[Opening THE INPUT section]

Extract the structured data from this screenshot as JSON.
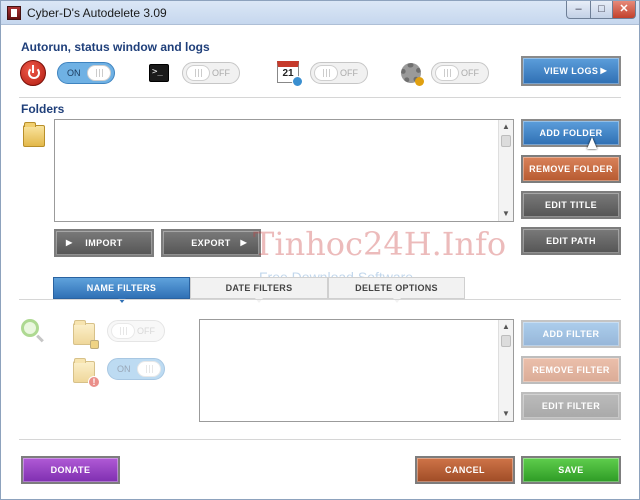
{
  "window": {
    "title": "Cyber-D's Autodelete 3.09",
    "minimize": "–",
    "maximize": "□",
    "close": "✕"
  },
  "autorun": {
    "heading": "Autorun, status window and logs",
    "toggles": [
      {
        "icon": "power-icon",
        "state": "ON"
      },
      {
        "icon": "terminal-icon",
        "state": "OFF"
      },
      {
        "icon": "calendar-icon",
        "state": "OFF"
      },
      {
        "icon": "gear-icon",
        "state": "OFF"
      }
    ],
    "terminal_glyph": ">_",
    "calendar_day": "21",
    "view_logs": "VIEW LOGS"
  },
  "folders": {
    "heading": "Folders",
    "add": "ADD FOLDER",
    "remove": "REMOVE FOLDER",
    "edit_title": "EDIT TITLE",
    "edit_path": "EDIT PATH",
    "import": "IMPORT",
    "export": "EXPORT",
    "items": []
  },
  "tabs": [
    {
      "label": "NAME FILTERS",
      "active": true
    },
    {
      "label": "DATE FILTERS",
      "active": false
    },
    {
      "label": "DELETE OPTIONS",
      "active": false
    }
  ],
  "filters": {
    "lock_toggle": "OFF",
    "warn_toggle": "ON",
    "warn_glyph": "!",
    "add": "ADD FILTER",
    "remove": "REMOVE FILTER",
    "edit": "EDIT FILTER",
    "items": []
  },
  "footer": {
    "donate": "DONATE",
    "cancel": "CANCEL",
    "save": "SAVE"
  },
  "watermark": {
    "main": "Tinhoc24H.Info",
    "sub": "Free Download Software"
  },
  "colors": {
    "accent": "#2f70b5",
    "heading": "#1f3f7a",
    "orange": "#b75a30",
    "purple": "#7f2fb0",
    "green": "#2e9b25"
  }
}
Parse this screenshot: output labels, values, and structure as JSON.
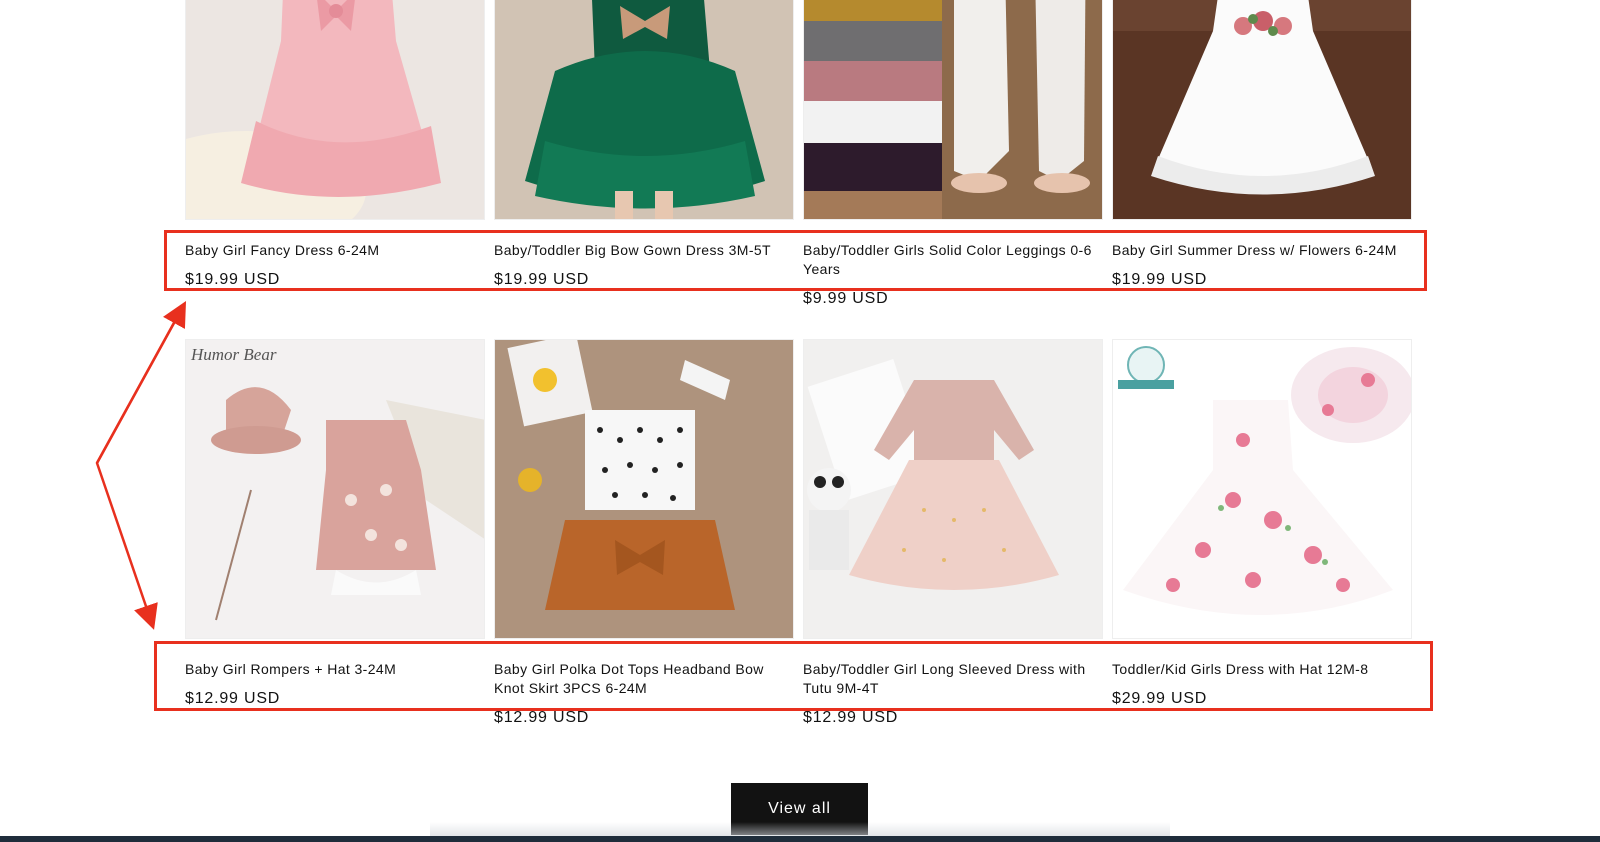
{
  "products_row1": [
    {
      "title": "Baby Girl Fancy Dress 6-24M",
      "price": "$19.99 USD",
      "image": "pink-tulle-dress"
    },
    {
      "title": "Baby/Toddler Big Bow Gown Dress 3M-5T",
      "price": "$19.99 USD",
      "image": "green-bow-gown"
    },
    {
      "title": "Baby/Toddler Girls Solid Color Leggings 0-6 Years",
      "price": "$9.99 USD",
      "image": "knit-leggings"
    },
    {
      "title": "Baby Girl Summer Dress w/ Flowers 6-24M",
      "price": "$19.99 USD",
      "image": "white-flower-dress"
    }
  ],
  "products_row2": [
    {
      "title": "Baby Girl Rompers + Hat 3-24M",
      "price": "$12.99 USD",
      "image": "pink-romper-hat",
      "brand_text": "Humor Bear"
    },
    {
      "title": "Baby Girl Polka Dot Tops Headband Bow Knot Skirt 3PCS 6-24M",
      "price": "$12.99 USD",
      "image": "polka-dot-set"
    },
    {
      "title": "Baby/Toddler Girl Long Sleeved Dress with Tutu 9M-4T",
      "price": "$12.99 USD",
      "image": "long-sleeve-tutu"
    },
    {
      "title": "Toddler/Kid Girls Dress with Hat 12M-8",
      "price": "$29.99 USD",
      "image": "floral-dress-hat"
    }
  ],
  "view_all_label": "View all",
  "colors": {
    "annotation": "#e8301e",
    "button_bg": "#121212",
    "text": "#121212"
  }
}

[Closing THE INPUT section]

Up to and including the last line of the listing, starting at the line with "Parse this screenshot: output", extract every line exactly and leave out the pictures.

OUTPUT FOR THIS EXERCISE ::
Parse this screenshot: output labels, values, and structure as JSON.
{
  "products_row1": [
    {
      "title": "Baby Girl Fancy Dress 6-24M",
      "price": "$19.99 USD",
      "image": "pink-tulle-dress"
    },
    {
      "title": "Baby/Toddler Big Bow Gown Dress 3M-5T",
      "price": "$19.99 USD",
      "image": "green-bow-gown"
    },
    {
      "title": "Baby/Toddler Girls Solid Color Leggings 0-6 Years",
      "price": "$9.99 USD",
      "image": "knit-leggings"
    },
    {
      "title": "Baby Girl Summer Dress w/ Flowers 6-24M",
      "price": "$19.99 USD",
      "image": "white-flower-dress"
    }
  ],
  "products_row2": [
    {
      "title": "Baby Girl Rompers + Hat 3-24M",
      "price": "$12.99 USD",
      "image": "pink-romper-hat",
      "brand_text": "Humor Bear"
    },
    {
      "title": "Baby Girl Polka Dot Tops Headband Bow Knot Skirt 3PCS 6-24M",
      "price": "$12.99 USD",
      "image": "polka-dot-set"
    },
    {
      "title": "Baby/Toddler Girl Long Sleeved Dress with Tutu 9M-4T",
      "price": "$12.99 USD",
      "image": "long-sleeve-tutu"
    },
    {
      "title": "Toddler/Kid Girls Dress with Hat 12M-8",
      "price": "$29.99 USD",
      "image": "floral-dress-hat"
    }
  ],
  "view_all_label": "View all",
  "colors": {
    "annotation": "#e8301e",
    "button_bg": "#121212",
    "text": "#121212"
  }
}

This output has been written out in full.